Hackney’s housing stock converged with that of its near neighbours at Homerton and Lower Clapton in the first quarter of the 19th century, when entrepreneurs began to actively exploit their leases in the area. Streets of substantial villas for the middle classes were laid out but the quality of building declined after the arrival of the railway in the 1850s, when larger old properties began to be demolished to make way for compact terraced housing. Private blocks of flats were built as early as the 1870s.
By the end of the 19th century Hackney was looking increasingly like part of the East End, although only London Fields, Homerton and outlying Hackney Wick suffered from widespread, entrenched poverty. Commerce thrived on Mare Street, where many of the shops were rebuilt on a grander scale and the Hackney Empire music hall opened in 1901. Soon after this, the London County Council built flats in London Fields and on Mare Street, initiating a process that would change the face of Hackney over the following decades.

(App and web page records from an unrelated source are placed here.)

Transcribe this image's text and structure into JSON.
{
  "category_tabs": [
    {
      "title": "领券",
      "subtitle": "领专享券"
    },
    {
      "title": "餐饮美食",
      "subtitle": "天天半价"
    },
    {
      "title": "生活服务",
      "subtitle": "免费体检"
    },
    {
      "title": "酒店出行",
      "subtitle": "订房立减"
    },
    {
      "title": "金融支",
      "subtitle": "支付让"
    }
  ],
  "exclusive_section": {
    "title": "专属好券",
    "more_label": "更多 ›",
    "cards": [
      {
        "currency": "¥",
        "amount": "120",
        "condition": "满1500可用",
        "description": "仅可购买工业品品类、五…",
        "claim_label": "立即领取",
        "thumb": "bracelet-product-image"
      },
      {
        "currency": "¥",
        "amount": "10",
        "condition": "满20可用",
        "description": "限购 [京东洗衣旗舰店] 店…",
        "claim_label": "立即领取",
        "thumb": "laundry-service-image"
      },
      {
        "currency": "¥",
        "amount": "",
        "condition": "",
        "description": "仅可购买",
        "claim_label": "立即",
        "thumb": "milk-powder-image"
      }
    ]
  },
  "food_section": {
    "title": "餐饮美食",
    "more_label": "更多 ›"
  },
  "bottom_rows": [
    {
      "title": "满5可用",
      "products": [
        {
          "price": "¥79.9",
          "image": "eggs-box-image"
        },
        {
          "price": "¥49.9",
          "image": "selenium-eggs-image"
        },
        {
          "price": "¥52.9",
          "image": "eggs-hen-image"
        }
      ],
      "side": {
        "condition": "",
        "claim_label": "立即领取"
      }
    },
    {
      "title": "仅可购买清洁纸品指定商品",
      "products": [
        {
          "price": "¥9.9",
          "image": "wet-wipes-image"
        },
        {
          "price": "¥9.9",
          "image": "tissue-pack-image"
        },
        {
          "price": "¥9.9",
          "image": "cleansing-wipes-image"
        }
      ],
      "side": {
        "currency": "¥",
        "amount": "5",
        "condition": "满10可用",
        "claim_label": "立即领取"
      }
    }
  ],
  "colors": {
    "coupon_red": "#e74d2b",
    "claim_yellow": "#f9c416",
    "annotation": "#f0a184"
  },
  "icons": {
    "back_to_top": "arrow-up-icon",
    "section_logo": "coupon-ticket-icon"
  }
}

Industrial growth reached a new level of intensity between the wars, as did municipal building, with the borough and county councils each providing thousands of new dwellings. The flat-building programme was repeated after the Second World War, especially on bomb sites. Tower blocks grew higher with each passing decade until the late 1970s, while industry declined. Thereafter, different conditions prevailed and the main trends were towards refurbishment of existing properties, the rebuilding of large estates on a less impersonal scale and a growing role for housing associations.
Afro-Caribbeans began to replace Jews as the predominant minority from the 1960s and were later joined by immigrants from Africa (who, together with their British-born offspring, now constitute Hackney’s largest sub-group after white British), south Asia and the eastern Mediterranean, making this one of London’s most ethnically diverse communities.
With varying veracity, several London districts that once had (or still have) a flawed reputation are nowadays touted as ‘hip’. It’s relatively true of Hackney.
Postal districts: E8 and E9
Population: 77,336 (Chatham, Hackney Central, Hackney Downs, Queensbridge, Victoria and Wick wards, 2011 census)
Station: London Overground (Hackney Central, zone 2)
Further reading: Iain Sinclair, Hackney, That Rose-Red Empire: A Confidential Report, Penguin, 2010
Website: The Hackney Society